EXERCISE DIRECTIONS>
State the number of lines in the following data that include the word "this", with no other text.

PROVIDED ENTRIES>
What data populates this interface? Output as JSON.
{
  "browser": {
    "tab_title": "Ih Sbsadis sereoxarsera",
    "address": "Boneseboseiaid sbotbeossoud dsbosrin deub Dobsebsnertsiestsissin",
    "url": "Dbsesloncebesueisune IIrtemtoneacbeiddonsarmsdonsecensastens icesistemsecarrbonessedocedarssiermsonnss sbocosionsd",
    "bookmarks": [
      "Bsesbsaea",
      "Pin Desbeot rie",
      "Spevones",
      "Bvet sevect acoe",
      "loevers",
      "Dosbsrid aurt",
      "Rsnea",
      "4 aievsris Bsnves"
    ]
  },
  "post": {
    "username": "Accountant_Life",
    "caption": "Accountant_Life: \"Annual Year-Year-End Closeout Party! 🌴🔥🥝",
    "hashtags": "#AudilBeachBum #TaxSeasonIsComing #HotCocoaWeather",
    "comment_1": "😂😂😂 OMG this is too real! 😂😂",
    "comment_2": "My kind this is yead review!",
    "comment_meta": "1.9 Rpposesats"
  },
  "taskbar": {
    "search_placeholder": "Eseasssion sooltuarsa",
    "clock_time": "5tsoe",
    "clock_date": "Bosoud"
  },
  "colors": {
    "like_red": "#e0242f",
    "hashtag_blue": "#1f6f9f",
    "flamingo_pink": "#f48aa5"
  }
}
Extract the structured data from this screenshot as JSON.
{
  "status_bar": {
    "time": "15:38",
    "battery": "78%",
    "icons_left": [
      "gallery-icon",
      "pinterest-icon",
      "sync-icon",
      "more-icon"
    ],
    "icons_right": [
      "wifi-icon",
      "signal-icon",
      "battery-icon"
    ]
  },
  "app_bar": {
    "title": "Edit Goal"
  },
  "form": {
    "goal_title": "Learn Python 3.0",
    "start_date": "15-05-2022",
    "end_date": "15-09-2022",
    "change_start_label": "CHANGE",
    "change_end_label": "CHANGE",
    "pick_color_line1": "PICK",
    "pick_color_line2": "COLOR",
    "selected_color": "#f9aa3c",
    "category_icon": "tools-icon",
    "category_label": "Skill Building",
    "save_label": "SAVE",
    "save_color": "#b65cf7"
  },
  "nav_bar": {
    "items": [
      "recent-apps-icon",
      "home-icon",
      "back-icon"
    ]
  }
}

EXERCISE RESULT>
4